This principle of the ballpoint pen dates back to an 1888 patent owned by John J. Loud for a product to mark leather. However, this patent was commercially unexploited. A Hungarian journalist named Laszlo Biro noticed that the type of ink used in newspaper printing dried quickly, leaving the paper dry and smudge-free. He decided to create a pen using the same type of ink. The thicker ink would not flow from a regular pen nib and Biro had to devise a new type of point. He did so by fitting his pen with a tiny ball bearing in its tip. As the pen moved along the paper, the ball rotated picking up ink from the ink cartridge and leaving it on the paper.
Laszlo Biro first patented his pen in 1938, and applied for a fresh patent in Argentina in 1943. The British Government bought the licensing rights to this patent for the war effort. The British Royal Air Force needed a new type of pen, one that would not leak at higher altitudes in fighter planes as the fountain pen did. Their successful performance for the Air Force brought the Biro pens into the limelight, forming Eterpen Company in Argentina.
Eversharp Co. teamed up with Eberhard-Faber in June 1945, to acquire the exclusive rights to Biro Pens of Argentina. The pen re-branded the “Eversharp CA” which stood for Capillary Action.
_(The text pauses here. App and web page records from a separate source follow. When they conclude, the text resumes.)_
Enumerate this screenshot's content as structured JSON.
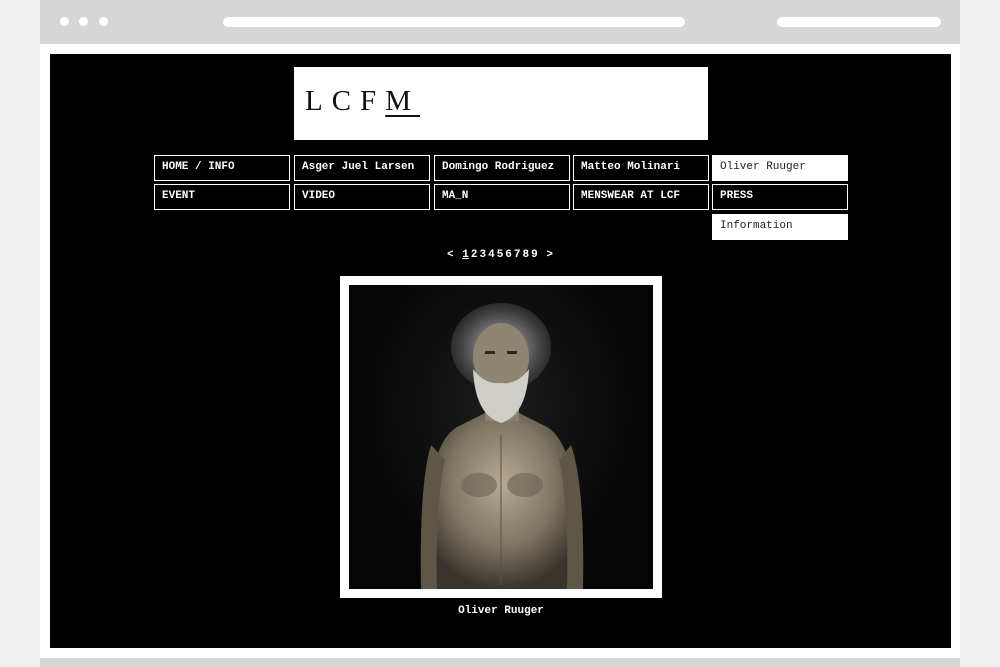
{
  "logo": {
    "main": "LCF",
    "underlined": "M"
  },
  "nav": [
    "HOME / INFO",
    "Asger Juel Larsen",
    "Domingo Rodriguez",
    "Matteo Molinari",
    "Oliver Ruuger",
    "EVENT",
    "VIDEO",
    "MA_N",
    "MENSWEAR AT LCF",
    "PRESS",
    "Information"
  ],
  "pager": {
    "prev": "<",
    "pages": [
      "1",
      "2",
      "3",
      "4",
      "5",
      "6",
      "7",
      "8",
      "9"
    ],
    "next": ">"
  },
  "photo": {
    "caption": "Oliver Ruuger"
  }
}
Less than a month after Eversharp/Eberhard close the deal with Eterpen, Chicago businessman, Milton Reynolds visited Buenos Aires. While in a store, he saw the Biro pen and recognized the pen’s sales potential. He bought a few pens as samples. Reynolds returned to America and started the Reynolds International Pen Company, ignoring Eversharp’s patent rights. He copied the product in four months and sold his product Reynold’s Rocket at Gimbel’s department store in New York City, starting 29th October 1945. Priced at $12.50, $100,000 worth sold the first day on the market.
However, the Reynolds’ pen leaked, skipped and often failed to write. Eversharp’s pen did not live up to its own advertisements. The ballpoint pen fad ended by 1951. Parker Pens introduced its first ballpoint pen, the Jotter, in 1954, which wrote five times longer. It had a variety of point sizes, a rotating cartridge and large-capacity ink refills. Best of all, it worked, re-initiating ballpen era.
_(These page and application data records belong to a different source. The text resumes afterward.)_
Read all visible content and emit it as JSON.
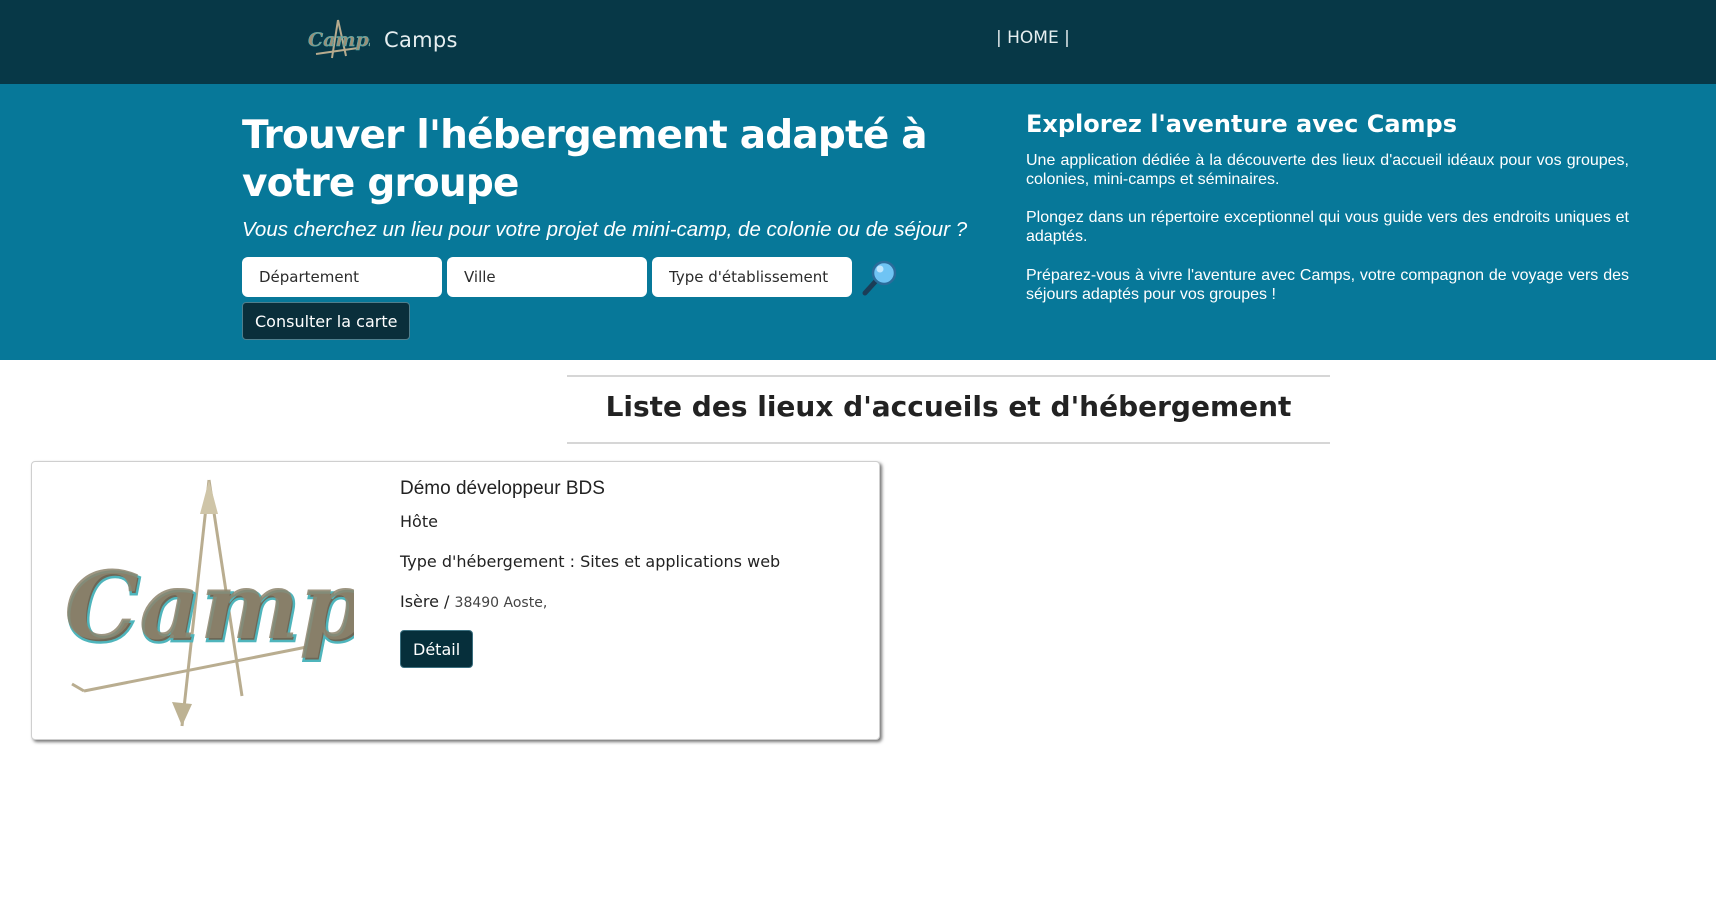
{
  "nav": {
    "brand_name": "Camps",
    "home_link": "| HOME |"
  },
  "hero": {
    "title": "Trouver l'hébergement adapté à votre groupe",
    "subtitle": "Vous cherchez un lieu pour votre projet de mini-camp, de colonie ou de séjour ?",
    "search": {
      "departement_placeholder": "Département",
      "ville_placeholder": "Ville",
      "type_placeholder": "Type d'établissement"
    },
    "map_button": "Consulter la carte",
    "side_title": "Explorez l'aventure avec Camps",
    "paragraphs": [
      "Une application dédiée à la découverte des lieux d'accueil idéaux pour vos groupes, colonies, mini-camps et séminaires.",
      "Plongez dans un répertoire exceptionnel qui vous guide vers des endroits uniques et adaptés.",
      "Préparez-vous à vivre l'aventure avec Camps, votre compagnon de voyage vers des séjours adaptés pour vos groupes !"
    ]
  },
  "list": {
    "title": "Liste des lieux d'accueils et d'hébergement",
    "items": [
      {
        "name": "Démo développeur BDS",
        "role": "Hôte",
        "type_line": "Type d'hébergement : Sites et applications web",
        "region": "Isère /",
        "city": "38490 Aoste,",
        "detail_button": "Détail"
      }
    ]
  },
  "colors": {
    "navbar_bg": "#073847",
    "hero_bg": "#077899",
    "button_bg": "#062f3b"
  },
  "icons": {
    "search": "magnifier-icon",
    "logo": "camps-logo"
  }
}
In the first ever inter-faith gathering, Swami Vivekananda dramatically enlighted the Western opinion to the depth of Hindu philosophy and culture. Here are excerpts from website of ‘The Council for a Parliament of the World’s Religions’ –
The 1893 World’s Parliament of Religions, held on the shore of Lake Michigan, Chicago, was the largest and most spectacular event among many other congresses in the World’s Columbian Exposition. The World Congress of Religions marks the first formal gathering of representatives of Eastern and Western spiritual traditions. Today it is recognized as the birth of formal interreligious dialogue worldwide. A captivating Hindu monk, Swami Vivekananda mesmerized the 5,000 assembled delegates, greeting them with the words, “Sisters and brothers of America!” This speech, which introduced Hinduism to America is memorized by school children in India to this day. Swami Vivekanada became one of the most forceful and popular speakers in spite of the fact that he had never before addressed an audience in public. He continued, “If the Parliament of Religions has shown anything to the world it is this: It has proved to the world that holiness, purity and charity are not the exclusive possessions of any church in the world, and that every system has produced men and women of the most exalted character. In the face of this evidence, if anybody dreams of the exclusive survival of his own religion and the destruction of the others, I pity him from the bottom of my heart, and point out to him that upon the banner of every religion will soon be written, in spite of resistance: “Help and not Fight,” “Assimilation and not Destruction,” “Harmony and Peace and not Dissension.”
Vivekananda’s speech was received wonderfully by the parliament and Parliament President John Henry Barrows praised Vivekananda greatly and said that he had a great influence over the entire audience. Vivekananda also received massive attention in the press who called him the “cyclonic monk from India”. Newspapers like the New York Herald wrote of him saying “Vivekananda is undoubtedly the greatest figure in the Parliament of Religions. After hearing him we feel how foolish it is to send missionaries to this learned nation”.